Task description:
Write out each line of the records that has "this" in it.

Available data:
****************
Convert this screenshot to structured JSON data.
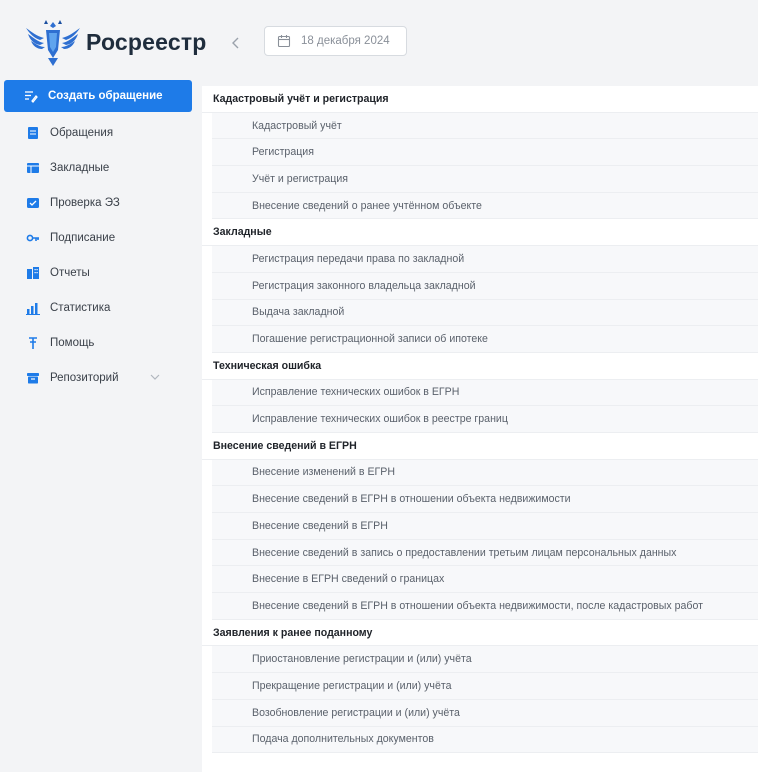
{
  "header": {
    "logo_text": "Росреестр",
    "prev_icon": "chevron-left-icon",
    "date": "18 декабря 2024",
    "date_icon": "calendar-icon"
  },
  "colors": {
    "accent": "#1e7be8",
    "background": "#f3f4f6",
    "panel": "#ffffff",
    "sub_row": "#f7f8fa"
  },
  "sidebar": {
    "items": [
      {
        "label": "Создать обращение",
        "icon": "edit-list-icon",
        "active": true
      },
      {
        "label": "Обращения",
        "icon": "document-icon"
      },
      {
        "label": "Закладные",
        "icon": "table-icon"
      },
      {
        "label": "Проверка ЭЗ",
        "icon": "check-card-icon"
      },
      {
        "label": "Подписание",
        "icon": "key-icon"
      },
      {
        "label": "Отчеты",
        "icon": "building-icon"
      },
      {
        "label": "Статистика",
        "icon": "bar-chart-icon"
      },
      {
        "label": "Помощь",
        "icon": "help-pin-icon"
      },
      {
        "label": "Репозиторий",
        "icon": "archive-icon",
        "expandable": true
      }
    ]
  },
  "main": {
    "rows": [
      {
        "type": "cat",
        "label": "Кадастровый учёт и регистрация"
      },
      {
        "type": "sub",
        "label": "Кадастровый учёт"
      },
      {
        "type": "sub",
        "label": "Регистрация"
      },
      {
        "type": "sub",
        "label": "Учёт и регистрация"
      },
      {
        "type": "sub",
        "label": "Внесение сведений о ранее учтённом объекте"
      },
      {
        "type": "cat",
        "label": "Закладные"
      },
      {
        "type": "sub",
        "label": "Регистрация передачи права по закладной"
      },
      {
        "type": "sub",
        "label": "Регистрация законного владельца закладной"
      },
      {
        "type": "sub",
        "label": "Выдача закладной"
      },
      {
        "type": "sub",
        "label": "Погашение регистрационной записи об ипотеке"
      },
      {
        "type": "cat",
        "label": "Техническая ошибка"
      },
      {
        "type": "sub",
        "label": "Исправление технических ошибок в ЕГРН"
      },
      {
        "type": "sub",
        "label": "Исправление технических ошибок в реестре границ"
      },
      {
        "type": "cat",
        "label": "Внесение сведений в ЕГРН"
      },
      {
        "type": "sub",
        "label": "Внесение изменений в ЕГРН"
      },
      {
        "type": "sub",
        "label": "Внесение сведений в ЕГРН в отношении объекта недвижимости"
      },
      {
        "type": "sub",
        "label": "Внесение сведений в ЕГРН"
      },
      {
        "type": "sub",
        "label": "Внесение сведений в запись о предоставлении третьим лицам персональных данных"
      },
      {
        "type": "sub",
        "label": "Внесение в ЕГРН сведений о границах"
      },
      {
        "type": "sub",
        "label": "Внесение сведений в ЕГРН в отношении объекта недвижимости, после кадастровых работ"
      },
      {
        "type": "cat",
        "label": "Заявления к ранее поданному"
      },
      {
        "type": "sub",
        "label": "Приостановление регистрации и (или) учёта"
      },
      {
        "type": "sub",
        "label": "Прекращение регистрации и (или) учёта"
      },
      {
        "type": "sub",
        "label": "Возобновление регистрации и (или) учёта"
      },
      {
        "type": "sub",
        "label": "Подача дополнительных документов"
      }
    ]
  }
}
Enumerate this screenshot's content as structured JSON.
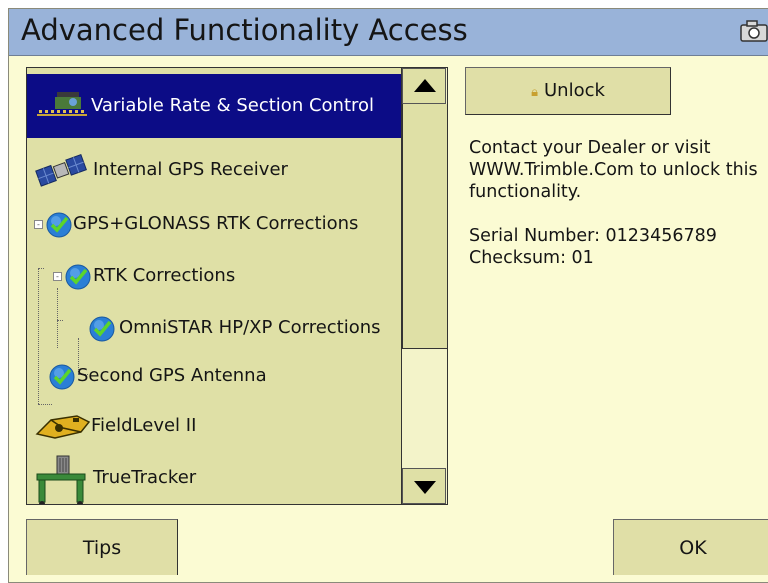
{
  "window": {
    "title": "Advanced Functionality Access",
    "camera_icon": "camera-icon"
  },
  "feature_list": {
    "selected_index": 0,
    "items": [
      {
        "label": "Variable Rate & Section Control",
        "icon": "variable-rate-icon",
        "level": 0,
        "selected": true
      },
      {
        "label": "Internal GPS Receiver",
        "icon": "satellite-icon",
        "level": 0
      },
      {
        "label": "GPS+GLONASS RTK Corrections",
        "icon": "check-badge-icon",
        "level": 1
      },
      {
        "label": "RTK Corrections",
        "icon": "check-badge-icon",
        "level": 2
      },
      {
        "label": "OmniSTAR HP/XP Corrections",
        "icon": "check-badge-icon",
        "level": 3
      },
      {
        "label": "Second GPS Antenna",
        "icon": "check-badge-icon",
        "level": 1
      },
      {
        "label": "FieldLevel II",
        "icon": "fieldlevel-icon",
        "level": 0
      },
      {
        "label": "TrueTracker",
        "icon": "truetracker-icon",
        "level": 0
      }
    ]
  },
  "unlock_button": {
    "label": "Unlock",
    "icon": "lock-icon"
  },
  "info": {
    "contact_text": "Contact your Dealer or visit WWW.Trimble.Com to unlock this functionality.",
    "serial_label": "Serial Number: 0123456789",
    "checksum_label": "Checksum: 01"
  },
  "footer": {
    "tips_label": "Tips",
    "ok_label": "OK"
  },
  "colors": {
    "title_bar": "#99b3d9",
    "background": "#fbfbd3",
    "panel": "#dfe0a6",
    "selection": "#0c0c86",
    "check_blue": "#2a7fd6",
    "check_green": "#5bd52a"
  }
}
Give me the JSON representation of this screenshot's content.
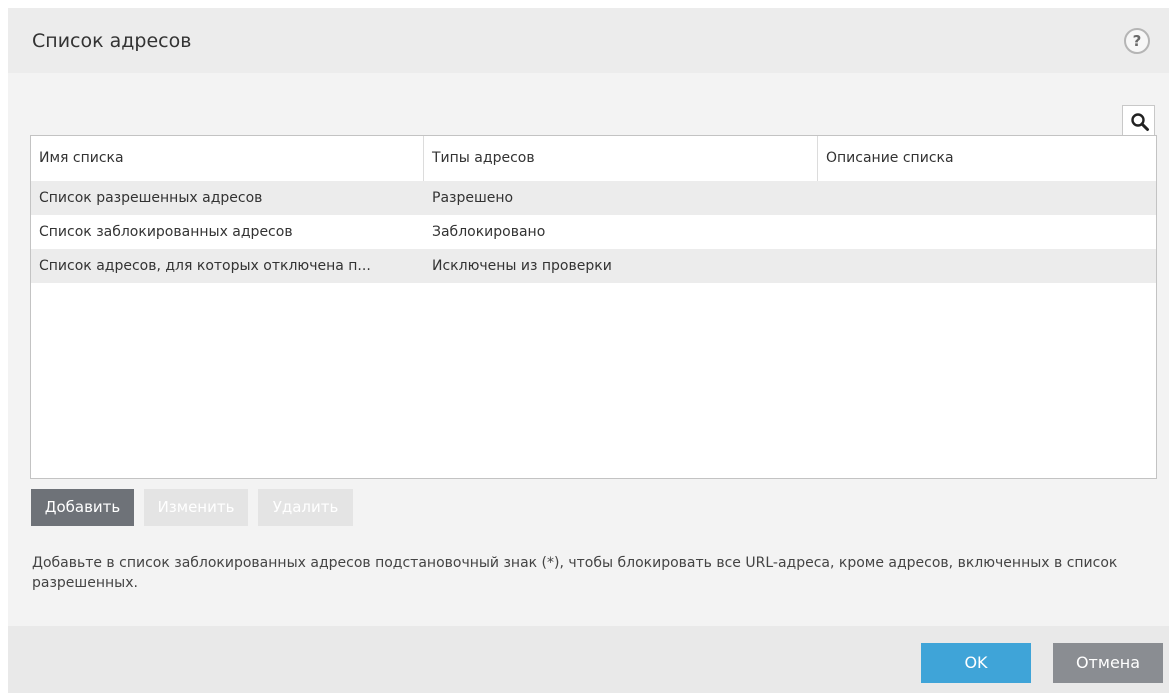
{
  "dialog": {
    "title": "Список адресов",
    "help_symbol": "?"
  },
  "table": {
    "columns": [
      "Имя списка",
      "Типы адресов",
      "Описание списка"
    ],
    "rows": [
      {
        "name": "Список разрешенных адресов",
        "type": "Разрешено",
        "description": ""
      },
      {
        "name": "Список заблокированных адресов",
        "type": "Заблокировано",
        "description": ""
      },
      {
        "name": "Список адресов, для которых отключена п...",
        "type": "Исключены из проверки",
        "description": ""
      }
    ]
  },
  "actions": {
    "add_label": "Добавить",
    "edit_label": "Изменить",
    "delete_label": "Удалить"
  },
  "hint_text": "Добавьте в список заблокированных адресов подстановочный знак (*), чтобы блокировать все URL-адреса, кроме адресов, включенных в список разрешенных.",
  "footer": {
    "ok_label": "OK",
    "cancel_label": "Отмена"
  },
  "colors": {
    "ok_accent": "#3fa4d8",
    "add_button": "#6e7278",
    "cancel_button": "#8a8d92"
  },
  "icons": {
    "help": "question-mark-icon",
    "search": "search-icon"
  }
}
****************
Expected output:
Convert this screenshot to structured JSON data.
Enumerate this screenshot's content as structured JSON.
    "contact_text": "Contact your Dealer or visit WWW.Trimble.Com to unlock this functionality.",
Give me the JSON representation of this screenshot's content.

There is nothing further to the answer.